ASSIGNMENT:
Word for word, reproduce the records that follow.

[Items from an interface collection]
━━━━━━━━━━━━━━━━

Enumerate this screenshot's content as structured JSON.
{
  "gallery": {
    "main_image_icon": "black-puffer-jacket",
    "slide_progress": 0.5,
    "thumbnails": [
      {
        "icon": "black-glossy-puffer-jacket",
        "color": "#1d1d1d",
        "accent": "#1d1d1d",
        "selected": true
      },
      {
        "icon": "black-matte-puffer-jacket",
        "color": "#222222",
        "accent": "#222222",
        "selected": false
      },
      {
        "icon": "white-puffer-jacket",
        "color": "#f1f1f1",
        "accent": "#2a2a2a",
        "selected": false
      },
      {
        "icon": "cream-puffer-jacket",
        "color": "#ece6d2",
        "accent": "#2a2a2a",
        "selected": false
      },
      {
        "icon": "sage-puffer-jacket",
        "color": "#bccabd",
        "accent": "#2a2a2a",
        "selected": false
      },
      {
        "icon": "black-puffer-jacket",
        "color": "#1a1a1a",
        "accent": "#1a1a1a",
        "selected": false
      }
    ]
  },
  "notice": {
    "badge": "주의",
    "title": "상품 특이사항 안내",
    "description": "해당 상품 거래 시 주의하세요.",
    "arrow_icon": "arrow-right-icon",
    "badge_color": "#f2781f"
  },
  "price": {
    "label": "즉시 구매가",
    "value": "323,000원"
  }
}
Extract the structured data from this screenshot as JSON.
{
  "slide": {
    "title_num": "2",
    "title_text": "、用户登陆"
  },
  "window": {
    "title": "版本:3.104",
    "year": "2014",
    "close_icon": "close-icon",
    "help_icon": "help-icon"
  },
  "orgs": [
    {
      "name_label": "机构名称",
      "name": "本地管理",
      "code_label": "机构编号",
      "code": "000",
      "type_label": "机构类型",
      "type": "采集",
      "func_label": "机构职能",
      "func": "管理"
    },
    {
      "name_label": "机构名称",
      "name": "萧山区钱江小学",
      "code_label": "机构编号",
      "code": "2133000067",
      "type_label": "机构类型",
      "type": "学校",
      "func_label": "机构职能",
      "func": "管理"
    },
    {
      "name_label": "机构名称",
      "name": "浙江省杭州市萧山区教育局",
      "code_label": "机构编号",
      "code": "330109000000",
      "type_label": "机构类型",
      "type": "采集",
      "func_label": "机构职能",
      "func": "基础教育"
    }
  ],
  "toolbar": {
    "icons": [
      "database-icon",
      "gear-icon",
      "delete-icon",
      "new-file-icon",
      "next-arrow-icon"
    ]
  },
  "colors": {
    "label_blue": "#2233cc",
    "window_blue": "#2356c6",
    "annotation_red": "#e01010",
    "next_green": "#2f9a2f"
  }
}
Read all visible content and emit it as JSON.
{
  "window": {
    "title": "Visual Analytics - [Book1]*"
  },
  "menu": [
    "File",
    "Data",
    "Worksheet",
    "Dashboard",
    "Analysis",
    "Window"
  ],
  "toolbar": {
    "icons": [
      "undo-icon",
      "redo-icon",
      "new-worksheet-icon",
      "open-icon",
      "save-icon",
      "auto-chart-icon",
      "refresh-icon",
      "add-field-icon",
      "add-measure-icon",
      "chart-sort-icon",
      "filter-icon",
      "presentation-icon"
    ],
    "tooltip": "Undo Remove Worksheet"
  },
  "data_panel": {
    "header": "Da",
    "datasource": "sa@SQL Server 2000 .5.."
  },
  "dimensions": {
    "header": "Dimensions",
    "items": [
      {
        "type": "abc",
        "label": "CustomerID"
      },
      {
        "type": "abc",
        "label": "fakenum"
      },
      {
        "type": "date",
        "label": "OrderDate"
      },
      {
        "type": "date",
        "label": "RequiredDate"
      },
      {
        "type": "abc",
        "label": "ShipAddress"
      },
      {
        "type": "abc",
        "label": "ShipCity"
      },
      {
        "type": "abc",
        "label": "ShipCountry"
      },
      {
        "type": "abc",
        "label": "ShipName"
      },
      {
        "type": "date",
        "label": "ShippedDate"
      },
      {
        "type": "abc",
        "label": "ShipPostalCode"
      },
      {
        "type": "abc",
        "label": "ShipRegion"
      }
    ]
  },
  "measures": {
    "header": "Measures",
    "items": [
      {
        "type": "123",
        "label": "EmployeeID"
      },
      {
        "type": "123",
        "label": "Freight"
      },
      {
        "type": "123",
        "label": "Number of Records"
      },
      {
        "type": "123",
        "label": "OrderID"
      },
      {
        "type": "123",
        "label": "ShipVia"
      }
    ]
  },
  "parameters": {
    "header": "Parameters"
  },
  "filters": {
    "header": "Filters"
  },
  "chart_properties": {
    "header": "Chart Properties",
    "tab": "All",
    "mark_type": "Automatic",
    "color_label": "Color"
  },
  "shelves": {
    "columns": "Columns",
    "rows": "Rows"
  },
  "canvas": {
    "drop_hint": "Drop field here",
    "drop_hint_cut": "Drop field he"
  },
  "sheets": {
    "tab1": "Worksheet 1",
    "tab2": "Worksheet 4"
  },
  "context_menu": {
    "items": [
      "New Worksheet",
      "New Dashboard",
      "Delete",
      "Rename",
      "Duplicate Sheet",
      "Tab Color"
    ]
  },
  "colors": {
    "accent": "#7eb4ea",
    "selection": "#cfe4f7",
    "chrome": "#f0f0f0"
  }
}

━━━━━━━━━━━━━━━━

ANSWER TO THE EXERCISE:
Enumerate this screenshot's content as structured JSON.
{
  "gallery": {
    "main_image_icon": "black-puffer-jacket",
    "slide_progress": 0.5,
    "thumbnails": [
      {
        "icon": "black-glossy-puffer-jacket",
        "color": "#1d1d1d",
        "accent": "#1d1d1d",
        "selected": true
      },
      {
        "icon": "black-matte-puffer-jacket",
        "color": "#222222",
        "accent": "#222222",
        "selected": false
      },
      {
        "icon": "white-puffer-jacket",
        "color": "#f1f1f1",
        "accent": "#2a2a2a",
        "selected": false
      },
      {
        "icon": "cream-puffer-jacket",
        "color": "#ece6d2",
        "accent": "#2a2a2a",
        "selected": false
      },
      {
        "icon": "sage-puffer-jacket",
        "color": "#bccabd",
        "accent": "#2a2a2a",
        "selected": false
      },
      {
        "icon": "black-puffer-jacket",
        "color": "#1a1a1a",
        "accent": "#1a1a1a",
        "selected": false
      }
    ]
  },
  "notice": {
    "badge": "주의",
    "title": "상품 특이사항 안내",
    "description": "해당 상품 거래 시 주의하세요.",
    "arrow_icon": "arrow-right-icon",
    "badge_color": "#f2781f"
  },
  "price": {
    "label": "즉시 구매가",
    "value": "323,000원"
  }
}
Extract the structured data from this screenshot as JSON.
{
  "slide": {
    "title_num": "2",
    "title_text": "、用户登陆"
  },
  "window": {
    "title": "版本:3.104",
    "year": "2014",
    "close_icon": "close-icon",
    "help_icon": "help-icon"
  },
  "orgs": [
    {
      "name_label": "机构名称",
      "name": "本地管理",
      "code_label": "机构编号",
      "code": "000",
      "type_label": "机构类型",
      "type": "采集",
      "func_label": "机构职能",
      "func": "管理"
    },
    {
      "name_label": "机构名称",
      "name": "萧山区钱江小学",
      "code_label": "机构编号",
      "code": "2133000067",
      "type_label": "机构类型",
      "type": "学校",
      "func_label": "机构职能",
      "func": "管理"
    },
    {
      "name_label": "机构名称",
      "name": "浙江省杭州市萧山区教育局",
      "code_label": "机构编号",
      "code": "330109000000",
      "type_label": "机构类型",
      "type": "采集",
      "func_label": "机构职能",
      "func": "基础教育"
    }
  ],
  "toolbar": {
    "icons": [
      "database-icon",
      "gear-icon",
      "delete-icon",
      "new-file-icon",
      "next-arrow-icon"
    ]
  },
  "colors": {
    "label_blue": "#2233cc",
    "window_blue": "#2356c6",
    "annotation_red": "#e01010",
    "next_green": "#2f9a2f"
  }
}
Read all visible content and emit it as JSON.
{
  "window": {
    "title": "Visual Analytics - [Book1]*"
  },
  "menu": [
    "File",
    "Data",
    "Worksheet",
    "Dashboard",
    "Analysis",
    "Window"
  ],
  "toolbar": {
    "icons": [
      "undo-icon",
      "redo-icon",
      "new-worksheet-icon",
      "open-icon",
      "save-icon",
      "auto-chart-icon",
      "refresh-icon",
      "add-field-icon",
      "add-measure-icon",
      "chart-sort-icon",
      "filter-icon",
      "presentation-icon"
    ],
    "tooltip": "Undo Remove Worksheet"
  },
  "data_panel": {
    "header": "Da",
    "datasource": "sa@SQL Server 2000 .5.."
  },
  "dimensions": {
    "header": "Dimensions",
    "items": [
      {
        "type": "abc",
        "label": "CustomerID"
      },
      {
        "type": "abc",
        "label": "fakenum"
      },
      {
        "type": "date",
        "label": "OrderDate"
      },
      {
        "type": "date",
        "label": "RequiredDate"
      },
      {
        "type": "abc",
        "label": "ShipAddress"
      },
      {
        "type": "abc",
        "label": "ShipCity"
      },
      {
        "type": "abc",
        "label": "ShipCountry"
      },
      {
        "type": "abc",
        "label": "ShipName"
      },
      {
        "type": "date",
        "label": "ShippedDate"
      },
      {
        "type": "abc",
        "label": "ShipPostalCode"
      },
      {
        "type": "abc",
        "label": "ShipRegion"
      }
    ]
  },
  "measures": {
    "header": "Measures",
    "items": [
      {
        "type": "123",
        "label": "EmployeeID"
      },
      {
        "type": "123",
        "label": "Freight"
      },
      {
        "type": "123",
        "label": "Number of Records"
      },
      {
        "type": "123",
        "label": "OrderID"
      },
      {
        "type": "123",
        "label": "ShipVia"
      }
    ]
  },
  "parameters": {
    "header": "Parameters"
  },
  "filters": {
    "header": "Filters"
  },
  "chart_properties": {
    "header": "Chart Properties",
    "tab": "All",
    "mark_type": "Automatic",
    "color_label": "Color"
  },
  "shelves": {
    "columns": "Columns",
    "rows": "Rows"
  },
  "canvas": {
    "drop_hint": "Drop field here",
    "drop_hint_cut": "Drop field he"
  },
  "sheets": {
    "tab1": "Worksheet 1",
    "tab2": "Worksheet 4"
  },
  "context_menu": {
    "items": [
      "New Worksheet",
      "New Dashboard",
      "Delete",
      "Rename",
      "Duplicate Sheet",
      "Tab Color"
    ]
  },
  "colors": {
    "accent": "#7eb4ea",
    "selection": "#cfe4f7",
    "chrome": "#f0f0f0"
  }
}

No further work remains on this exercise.